» **PROVIDED DATA**:
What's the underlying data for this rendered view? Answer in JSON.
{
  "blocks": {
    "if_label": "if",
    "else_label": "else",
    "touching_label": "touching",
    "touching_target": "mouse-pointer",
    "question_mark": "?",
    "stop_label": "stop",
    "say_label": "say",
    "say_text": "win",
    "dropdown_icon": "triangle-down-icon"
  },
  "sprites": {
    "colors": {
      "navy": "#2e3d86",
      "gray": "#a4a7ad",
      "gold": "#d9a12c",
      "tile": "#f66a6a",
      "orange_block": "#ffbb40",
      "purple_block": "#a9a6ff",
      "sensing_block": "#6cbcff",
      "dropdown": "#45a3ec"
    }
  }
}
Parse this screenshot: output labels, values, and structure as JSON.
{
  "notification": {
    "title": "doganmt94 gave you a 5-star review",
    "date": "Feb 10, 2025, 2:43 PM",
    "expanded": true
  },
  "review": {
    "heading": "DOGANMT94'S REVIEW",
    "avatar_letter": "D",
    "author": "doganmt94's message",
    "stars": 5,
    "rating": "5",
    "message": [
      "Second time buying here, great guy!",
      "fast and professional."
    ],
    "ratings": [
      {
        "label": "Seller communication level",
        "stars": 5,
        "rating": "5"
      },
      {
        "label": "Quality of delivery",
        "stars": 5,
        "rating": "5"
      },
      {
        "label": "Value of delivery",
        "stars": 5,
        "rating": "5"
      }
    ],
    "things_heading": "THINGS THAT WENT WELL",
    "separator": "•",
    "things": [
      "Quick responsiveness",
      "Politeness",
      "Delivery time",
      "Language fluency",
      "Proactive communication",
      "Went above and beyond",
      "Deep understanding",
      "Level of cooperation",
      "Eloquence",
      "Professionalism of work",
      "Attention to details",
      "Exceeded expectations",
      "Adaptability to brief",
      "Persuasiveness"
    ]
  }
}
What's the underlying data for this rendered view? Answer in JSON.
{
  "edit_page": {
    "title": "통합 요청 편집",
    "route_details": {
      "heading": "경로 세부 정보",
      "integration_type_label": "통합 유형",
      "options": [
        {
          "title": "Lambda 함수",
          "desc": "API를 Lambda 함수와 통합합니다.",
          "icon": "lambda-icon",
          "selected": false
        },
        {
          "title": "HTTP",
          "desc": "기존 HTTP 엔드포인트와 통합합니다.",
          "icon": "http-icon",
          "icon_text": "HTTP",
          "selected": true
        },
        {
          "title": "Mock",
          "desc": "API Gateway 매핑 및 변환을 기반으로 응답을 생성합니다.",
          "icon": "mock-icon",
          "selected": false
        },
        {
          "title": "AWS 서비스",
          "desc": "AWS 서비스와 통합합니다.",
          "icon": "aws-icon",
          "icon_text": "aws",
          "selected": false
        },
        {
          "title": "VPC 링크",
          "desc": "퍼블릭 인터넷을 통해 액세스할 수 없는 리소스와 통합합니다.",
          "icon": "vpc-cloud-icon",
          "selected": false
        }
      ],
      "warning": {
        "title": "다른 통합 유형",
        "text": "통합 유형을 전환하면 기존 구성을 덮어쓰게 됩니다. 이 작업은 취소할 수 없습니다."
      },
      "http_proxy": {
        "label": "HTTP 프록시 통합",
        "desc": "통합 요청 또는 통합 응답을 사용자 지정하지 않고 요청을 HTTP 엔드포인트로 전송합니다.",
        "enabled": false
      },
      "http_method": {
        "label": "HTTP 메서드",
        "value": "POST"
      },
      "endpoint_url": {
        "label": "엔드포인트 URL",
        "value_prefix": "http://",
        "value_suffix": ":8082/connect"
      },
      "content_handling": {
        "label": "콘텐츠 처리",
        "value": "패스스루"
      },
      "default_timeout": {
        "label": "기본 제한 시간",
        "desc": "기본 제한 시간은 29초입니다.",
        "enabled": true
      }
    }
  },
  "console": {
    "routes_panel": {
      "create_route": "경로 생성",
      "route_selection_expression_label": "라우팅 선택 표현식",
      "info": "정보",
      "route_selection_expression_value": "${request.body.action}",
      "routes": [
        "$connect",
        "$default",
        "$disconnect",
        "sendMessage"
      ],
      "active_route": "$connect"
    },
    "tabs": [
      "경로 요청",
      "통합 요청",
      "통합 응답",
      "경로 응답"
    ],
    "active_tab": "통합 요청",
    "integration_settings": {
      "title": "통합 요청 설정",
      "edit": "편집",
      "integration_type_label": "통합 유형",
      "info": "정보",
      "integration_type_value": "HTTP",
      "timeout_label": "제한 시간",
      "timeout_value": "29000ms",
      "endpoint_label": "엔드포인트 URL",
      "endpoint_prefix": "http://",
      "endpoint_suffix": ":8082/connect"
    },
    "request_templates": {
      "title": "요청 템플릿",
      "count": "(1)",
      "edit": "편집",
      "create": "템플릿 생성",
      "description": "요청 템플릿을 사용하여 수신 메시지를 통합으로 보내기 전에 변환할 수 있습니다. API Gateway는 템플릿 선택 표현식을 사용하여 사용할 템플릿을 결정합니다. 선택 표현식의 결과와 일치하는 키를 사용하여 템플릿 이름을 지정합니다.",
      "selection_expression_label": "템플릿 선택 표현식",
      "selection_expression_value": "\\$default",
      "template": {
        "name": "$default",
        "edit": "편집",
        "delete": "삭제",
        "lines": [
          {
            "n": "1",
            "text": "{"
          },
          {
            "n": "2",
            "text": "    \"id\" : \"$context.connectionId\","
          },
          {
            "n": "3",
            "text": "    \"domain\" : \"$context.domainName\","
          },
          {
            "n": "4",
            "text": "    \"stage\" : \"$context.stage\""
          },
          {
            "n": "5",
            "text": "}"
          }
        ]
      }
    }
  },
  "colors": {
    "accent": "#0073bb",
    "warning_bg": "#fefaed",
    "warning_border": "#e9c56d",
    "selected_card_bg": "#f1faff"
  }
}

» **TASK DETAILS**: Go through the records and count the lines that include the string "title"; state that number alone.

» **WRITTEN RESPONSE**: 10